Nestled in the Chinatown Complex Food Centre is a Michelin-star-rated food stall, Hawker Chan, which is world-renowned for its chicken. Chef Chan Hon Meng was the very first chef to ever be awarded a Michelin star for street food and has since become world famous. Most other stalls in the market also make their foods fresh while you wait and are known to showcase a variety of cuisines from all over the region. For foodies looking to bundle up in search of unique treats, Quebec’s Winter Carnival is a celebration of snow and ice.
This is where you can find the famous maple taffy.
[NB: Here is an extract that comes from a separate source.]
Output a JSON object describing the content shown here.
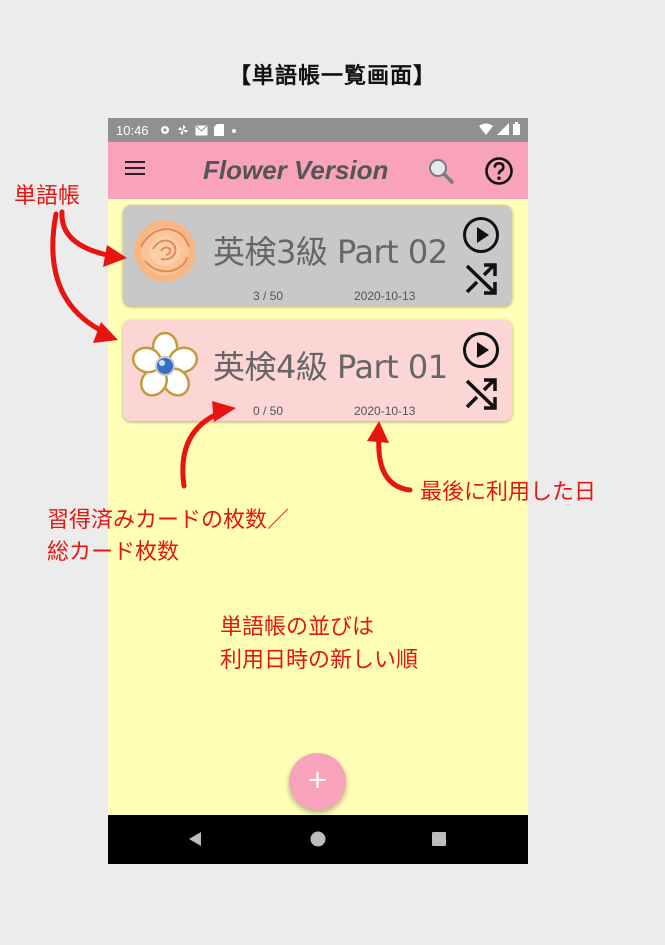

Hot syrup is poured over snow and rolled up with a stick to make a uniquely Canadian candy. Quebec is the largest producer of maple syrup in the entire world, so it’s no wonder they found this extra-sweet way to make a unique dessert. And a trip to a Canadian food fair wouldn’t be complete without some warm and gooey poutine. At the Winter Carnival, you can get it from Le Bistro SAQ, where they make the traditional french fries with cheese curds and gravy on the spot. Finally, in the spirit of uniquely Canadian cuisine, there are the BeaverTails.
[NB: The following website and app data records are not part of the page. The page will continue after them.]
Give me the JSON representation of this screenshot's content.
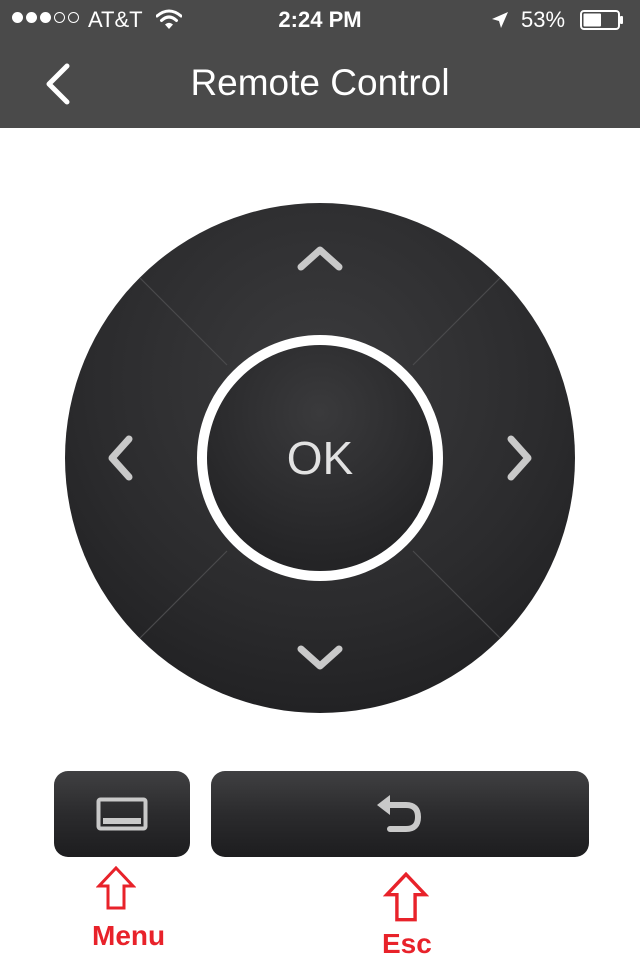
{
  "status_bar": {
    "signal_dots_filled": 3,
    "signal_dots_total": 5,
    "carrier": "AT&T",
    "wifi_icon": "wifi-icon",
    "time": "2:24 PM",
    "location_icon": "location-arrow-icon",
    "battery_percent_text": "53%",
    "battery_level": 0.53
  },
  "nav": {
    "back_icon": "chevron-left-icon",
    "title": "Remote Control"
  },
  "dpad": {
    "up_icon": "chevron-up-icon",
    "down_icon": "chevron-down-icon",
    "left_icon": "chevron-left-icon",
    "right_icon": "chevron-right-icon",
    "ok_label": "OK"
  },
  "buttons": {
    "menu_icon": "menu-screen-icon",
    "esc_icon": "undo-arrow-icon"
  },
  "annotations": {
    "menu_label": "Menu",
    "esc_label": "Esc",
    "color": "#e8222a"
  },
  "colors": {
    "bar_background": "#4a4a4a",
    "pad_background": "#2d2d2f",
    "glyph": "#c9c9c9"
  }
}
No need for alarm — they are only fried dough in the shape of a beaver’s tail, and much sweeter than the real thing.
They’re covered with cinnamon sugar and a whole slew of other inventive toppings. All six New England states come together for this yearly festival to show off their best foods. The most iconic treat is the giant Big E cream puff. It’s easily the No.
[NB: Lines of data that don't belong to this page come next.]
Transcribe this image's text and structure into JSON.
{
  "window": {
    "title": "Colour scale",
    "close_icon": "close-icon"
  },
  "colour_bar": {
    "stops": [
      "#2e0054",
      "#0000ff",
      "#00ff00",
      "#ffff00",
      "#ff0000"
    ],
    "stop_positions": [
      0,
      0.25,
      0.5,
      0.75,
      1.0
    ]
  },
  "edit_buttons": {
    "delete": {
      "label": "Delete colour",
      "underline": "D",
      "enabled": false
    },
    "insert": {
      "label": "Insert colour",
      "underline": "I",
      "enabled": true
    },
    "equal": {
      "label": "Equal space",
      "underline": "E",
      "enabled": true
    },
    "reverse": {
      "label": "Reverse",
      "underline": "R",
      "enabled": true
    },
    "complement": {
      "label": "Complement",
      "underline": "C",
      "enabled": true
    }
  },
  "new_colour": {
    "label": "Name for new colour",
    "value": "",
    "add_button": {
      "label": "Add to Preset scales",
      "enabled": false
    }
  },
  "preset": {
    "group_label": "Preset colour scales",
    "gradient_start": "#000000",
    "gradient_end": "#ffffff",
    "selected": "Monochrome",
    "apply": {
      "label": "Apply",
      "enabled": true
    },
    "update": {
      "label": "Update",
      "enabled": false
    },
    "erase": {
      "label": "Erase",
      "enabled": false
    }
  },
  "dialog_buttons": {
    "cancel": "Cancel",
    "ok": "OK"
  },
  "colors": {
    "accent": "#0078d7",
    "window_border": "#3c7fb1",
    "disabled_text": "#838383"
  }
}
1 stop at the fair, and approximately 5,000 cream puffs are sold each day. Guests can watch them being made before diving into the fair’s fluffiest dessert. It’s a bit of a challenge to eat but worth every messy bite. The only thing bigger than the puffs is the giant 1-pound meatball at Frigo’s.
Three generations of Frigo’s have been making these humongous meatballs since 1950.
It started out as a bit of a prank, but now it’s one of the most beloved dishes in New England. The Miami County Fair is all about the dessert. Every spring, vendors chef up sweet treats, like cheesecake slices dipped in blue raspberry chocolate and maple-glazed doughnuts served by the bucket. The cheesecakes at Polar Bear Ice Cream are dunked into all flavors of chocolate and coated in sprinkles right alongside the soft serves. Meanwhile, the maple-glazed doughnuts are sprayed with nearly endless amounts of cinnamon and sugar.
And, of course, you can’t forget the giant funnel cakes. They’re topped with powdered sugar and cream cheese before getting loaded with strawberry jam. Smorgasburg is a summer staple in New York City that showcases some of the city’s most daring and dazzling food creations. New Instagrammable delicacies are debuted each year to take social media by storm. Famous treats include the spaghetti doughnut, toasted meringue ice cream, and stunning mango flowers.
Take the spaghetti doughnut as the perfect example of a social-media showstopper. When they were debuted by Pop Pasta, it was a take on a traditional Neapolitan spaghetti pie.
It took on a life of its own when it went viral and began to garner the longest lines of the market. Also with tons of social-media fame, you can find the toasted meringue ice cream, which is as visual as it is fluffy and sweet. It’s a unique warm-and-cold combo beloved by New Yorkers.